Which leadership style is the best one over all else? Actually, there isn’t a universally ideal leadership style. A transformational leadership style might work wonders at one organization, but prove less effective at another, for example.

Instead of thinking in terms of, “Which leadership style is best?” consider which leadership style is best suited to you and to your organization. Authenticity is important. If you are a democratic leader at heart, then trying to become a laissez-faire leader will be disingenuous at best.

Since there is no universal answer, you’ll need to figure out which style best suits you, your personality and your situation. Reflect upon the following:

  • What type of person are you? Take some time for an honest self-assessment. Do you prefer to give orders or to collaborate with others? Or perhaps your personality fits somewhere in-between?
  • What type of people are your employees? Some employees might respond with enthusiasm to an authoritative style, preferring to simply be told what to do and get the job done. Others may not thrive in this environment; they prefer collaboration and opportunities to exercise autonomy in the workplace. Often, a leader must adapt their style to suit different employees.

Earn Your Master of Science in Leadership Degree

Whichever type of leadership style most appeals to you, learning the basic framework of leadership in business can’t be accomplished by simply reading a blog. In order to enhance your career qualifications and pursue your climb up the corporate ladder (or prepare to start your own company), may need to think about going back to school for your master’s degree.

A Master of Science in Leadership (MSL) degree or a Master of Business Administration (MBA) could give you the tools and credentials needed to pursue your dream job. Earning your graduate degree in a business field will give you invaluable opportunities to network with your peers. You just might find your future business partner among your classmates.

At Grand Canyon University (GCU), you can prepare to take the next step in your career, whether you’re a future entrepreneur or you aspire to ascend to the C-suite at a major corporation. In addition to our many Master of Business Administration degree options, the entrepreneurial Colangelo College of Business is pleased to offer the Master of Science in Leadership degree. Graduates will emerge with advanced competencies in leadership and with a well-defined sense of their own authentic leadership style. 

Click on the button above to request information on our MSL degree program.


Approved with changes by full-time faculty for the Colangelo College of Business on Feb. 9, 2023.
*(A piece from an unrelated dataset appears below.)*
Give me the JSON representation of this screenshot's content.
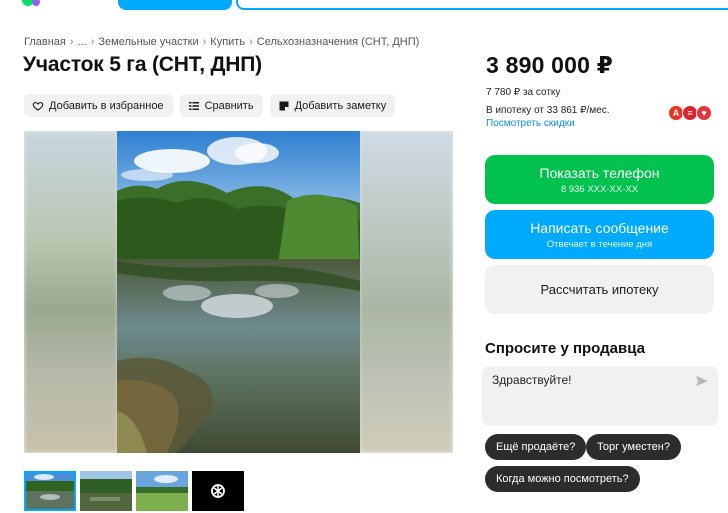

The views and opinions expressed in this article are those of the author’s and do not necessarily reflect the official policy or position of Grand Canyon University. Any sources cited were accurate as of the publish date.